Although registering an LLC or Corporation protects a company’s business name in its state of formation, businesses in other states may use the same name, even if they provide similar products and services. While that might not cause an issue for a local landscaping company that only has its sights set on serving its nearby communities, it can create a competitive problem for businesses that sell goods and services to customers in other states.
A federal trademark granted by the USPTO (U.S. Patent and Trademark Office) will help protect a business name in all 50 states. A registered trademark gives its owner exclusive rights to the business name (for the category of goods or services on record), making it easier for the company to bring a suit in federal court if someone else begins to use the name.

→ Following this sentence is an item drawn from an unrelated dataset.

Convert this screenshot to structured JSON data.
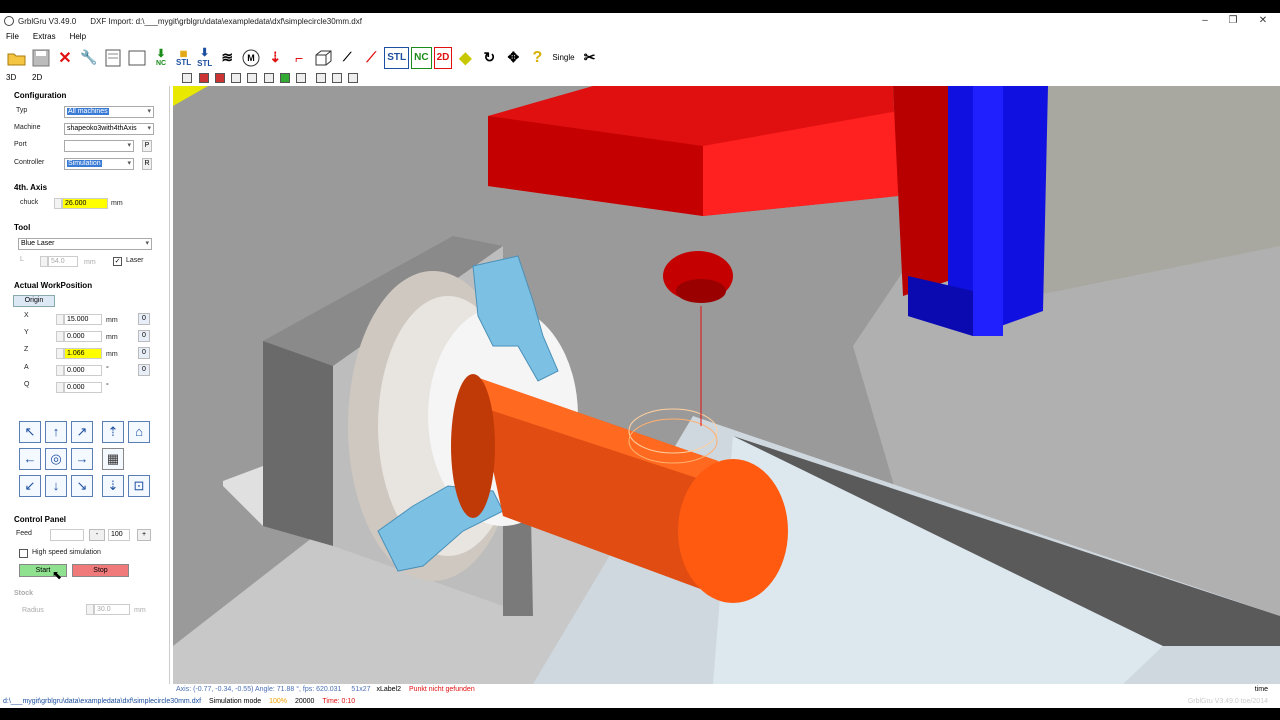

A trademark search using the USPTO’s trademark search database (TESS) can help you identify trademark availability. It’s also wise to consult a trademark attorney for further assistance in ensuring a business name will be likely to be approved as a trademark. CorpNet can help you further, too, by preparing and submitting your federal trademark application.
Step 11. Prepare for Entering Into Contracts

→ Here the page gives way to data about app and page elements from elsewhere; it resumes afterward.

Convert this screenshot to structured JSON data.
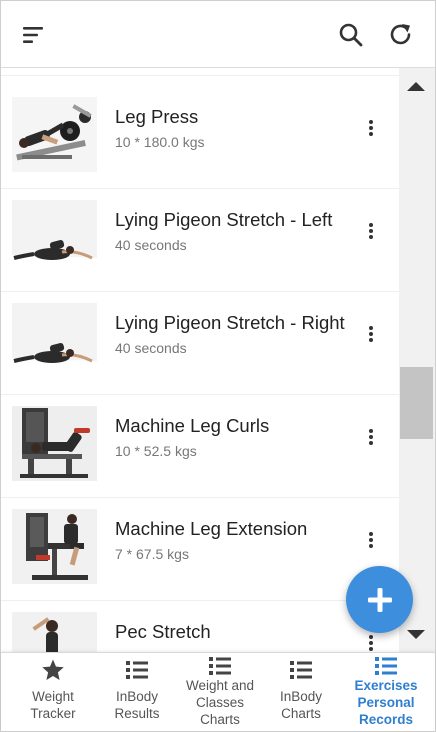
{
  "header": {
    "menu_icon": "menu-icon",
    "search_icon": "search-icon",
    "refresh_icon": "refresh-icon"
  },
  "exercises": [
    {
      "title": "Leg Press",
      "detail": "10 * 180.0 kgs",
      "thumb": "leg-press"
    },
    {
      "title": "Lying Pigeon Stretch - Left",
      "detail": "40 seconds",
      "thumb": "pigeon"
    },
    {
      "title": "Lying Pigeon Stretch - Right",
      "detail": "40 seconds",
      "thumb": "pigeon"
    },
    {
      "title": "Machine Leg Curls",
      "detail": "10 * 52.5 kgs",
      "thumb": "leg-curl"
    },
    {
      "title": "Machine Leg Extension",
      "detail": "7 * 67.5 kgs",
      "thumb": "leg-extension"
    },
    {
      "title": "Pec Stretch",
      "detail": "",
      "thumb": "pec-stretch"
    }
  ],
  "fab": {
    "icon": "plus-icon",
    "color": "#3d8fde"
  },
  "bottom_nav": [
    {
      "label": "Weight\nTracker",
      "icon": "star-icon",
      "active": false
    },
    {
      "label": "InBody\nResults",
      "icon": "list-icon",
      "active": false
    },
    {
      "label": "Weight and\nClasses\nCharts",
      "icon": "list-icon",
      "active": false
    },
    {
      "label": "InBody\nCharts",
      "icon": "list-icon",
      "active": false
    },
    {
      "label": "Exercises\nPersonal\nRecords",
      "icon": "list-icon",
      "active": true
    }
  ],
  "colors": {
    "accent": "#2f7fd1",
    "icon": "#333333",
    "subtext": "#777777"
  }
}
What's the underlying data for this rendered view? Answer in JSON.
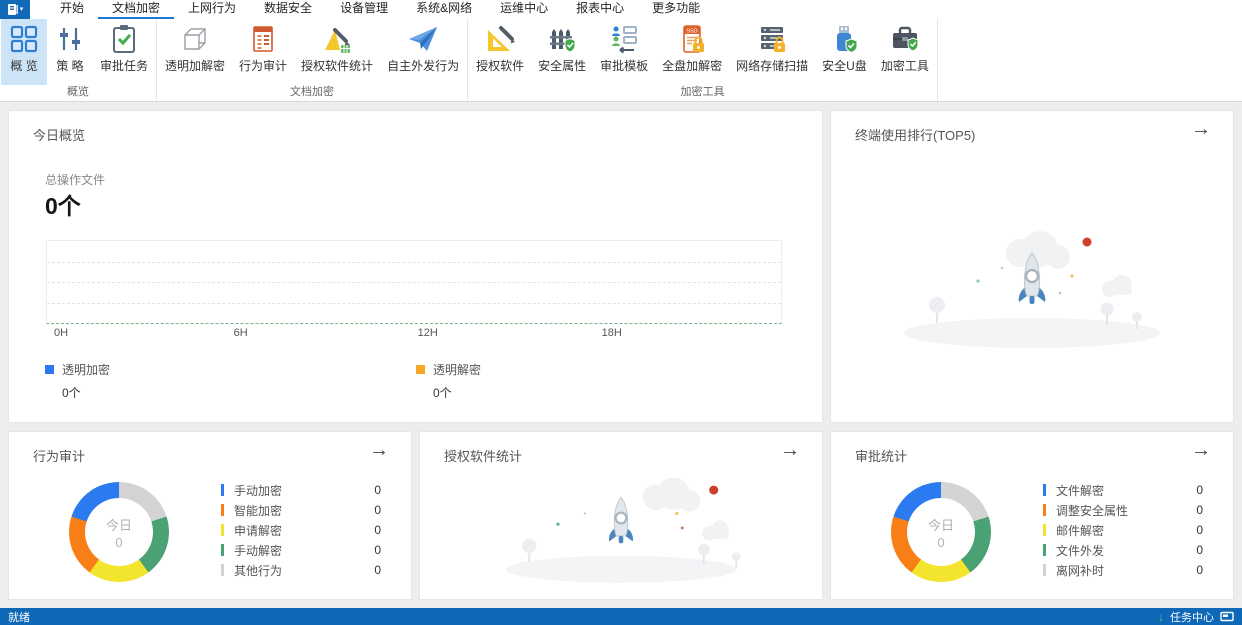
{
  "tabbar": {
    "tabs": [
      {
        "label": "开始"
      },
      {
        "label": "文档加密",
        "active": true
      },
      {
        "label": "上网行为"
      },
      {
        "label": "数据安全"
      },
      {
        "label": "设备管理"
      },
      {
        "label": "系统&网络"
      },
      {
        "label": "运维中心"
      },
      {
        "label": "报表中心"
      },
      {
        "label": "更多功能"
      }
    ]
  },
  "ribbon": {
    "groups": [
      {
        "label": "概览",
        "buttons": [
          {
            "label": "概 览",
            "icon": "grid-icon",
            "selected": true
          },
          {
            "label": "策 略",
            "icon": "sliders-icon"
          },
          {
            "label": "审批任务",
            "icon": "clipboard-check-icon"
          }
        ]
      },
      {
        "label": "文档加密",
        "buttons": [
          {
            "label": "透明加解密",
            "icon": "cube-icon"
          },
          {
            "label": "行为审计",
            "icon": "audit-list-icon"
          },
          {
            "label": "授权软件统计",
            "icon": "stats-pencil-icon"
          },
          {
            "label": "自主外发行为",
            "icon": "paper-plane-icon"
          }
        ]
      },
      {
        "label": "加密工具",
        "buttons": [
          {
            "label": "授权软件",
            "icon": "setsquare-pencil-icon"
          },
          {
            "label": "安全属性",
            "icon": "fence-shield-icon"
          },
          {
            "label": "审批模板",
            "icon": "approval-template-icon"
          },
          {
            "label": "全盘加解密",
            "icon": "ssd-lock-icon"
          },
          {
            "label": "网络存储扫描",
            "icon": "server-lock-icon"
          },
          {
            "label": "安全U盘",
            "icon": "usb-shield-icon"
          },
          {
            "label": "加密工具",
            "icon": "toolbox-shield-icon"
          }
        ]
      }
    ]
  },
  "panels": {
    "today": {
      "title": "今日概览",
      "stat_label": "总操作文件",
      "stat_value": "0个",
      "chart": {
        "type": "line",
        "x_ticks": [
          "0H",
          "6H",
          "12H",
          "18H"
        ],
        "baseline_color": "#69bd85",
        "series": [
          {
            "name": "透明加密",
            "total": "0个",
            "color": "#2b7af0",
            "values": [
              0,
              0,
              0,
              0
            ]
          },
          {
            "name": "透明解密",
            "total": "0个",
            "color": "#f5a623",
            "values": [
              0,
              0,
              0,
              0
            ]
          }
        ]
      }
    },
    "terminal_rank": {
      "title": "终端使用排行(TOP5)",
      "arrow": "→"
    },
    "behavior_audit": {
      "title": "行为审计",
      "arrow": "→",
      "center_label": "今日",
      "center_value": "0",
      "items": [
        {
          "label": "手动加密",
          "value": "0",
          "color": "#2b7af0"
        },
        {
          "label": "智能加密",
          "value": "0",
          "color": "#f87f17"
        },
        {
          "label": "申请解密",
          "value": "0",
          "color": "#f3e42e"
        },
        {
          "label": "手动解密",
          "value": "0",
          "color": "#4aa173"
        },
        {
          "label": "其他行为",
          "value": "0",
          "color": "#d3d3d3"
        }
      ]
    },
    "software_stats": {
      "title": "授权软件统计",
      "arrow": "→"
    },
    "approval_stats": {
      "title": "审批统计",
      "arrow": "→",
      "center_label": "今日",
      "center_value": "0",
      "items": [
        {
          "label": "文件解密",
          "value": "0",
          "color": "#2b7af0"
        },
        {
          "label": "调整安全属性",
          "value": "0",
          "color": "#f87f17"
        },
        {
          "label": "邮件解密",
          "value": "0",
          "color": "#f3e42e"
        },
        {
          "label": "文件外发",
          "value": "0",
          "color": "#4aa173"
        },
        {
          "label": "离网补时",
          "value": "0",
          "color": "#d3d3d3"
        }
      ]
    }
  },
  "statusbar": {
    "ready": "就绪",
    "task_center": "任务中心"
  },
  "colors": {
    "app_button_bg": "#1269b8",
    "tab_underline": "#1f7ad4",
    "selected_ribbon_bg": "#cde4f7",
    "statusbar_bg": "#0f68b7",
    "status_green": "#4cd15e",
    "content_bg": "#ecedee"
  }
}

When working with clients, vendors, suppliers, strategic partners, and others, businesses will need to prepare and execute various contracts. Having written agreements help to ensure that both parties involved understand their responsibilities and rights. Contracts legally bind the parties to the terms, conditions, policies, and other provisions set forth within them. You can find a wide variety of templates online for different types of contracts, including NDAs (non-disclosure agreements), confidentiality agreements, property and equipment lease agreements, sales contracts, general business contracts, and more.
Step 12. Keep Your Business Compliant
Business owners must keep up with ongoing compliance formalities after incorporation of a company. For example, some states require LLCs and Corporations to file an Initial Statement of Information after registering their businesses. Also, many states require that companies submit an Annual Report each year (although some—such as Pennsylvania with its Decennial Report—have a different deadline structure). Other possible responsibilities include submitting tax returns and paying taxes on time, holding LLC member or shareholder meetings and recording minutes, renewing licenses and permits, renewing registered agent services, and others.
I can’t over-emphasize the importance of business compliance! One of the main reasons to form an LLC or incorporate is to limit business owners’ personal liability.
Entrepreneurs who fail to keep their businesses in good standing risk losing that liability protection.
Attorneys, accountants, and the Secretary of State office can educate you on your responsibilities. At CorpNet, we provide our free online Compliance Portal to help you monitor upcoming requirements so that you can avoid letting anything slip through the cracks.
Make Calling CorpNet Your Next Step after Forming Your LLC or Incorporating
No matter what stage of growth your business is in, my team at CorpNet is here to help you with all of your filings after you’ve registered your company. We can help you maintain your business and help you stay in compliance as your business evolves.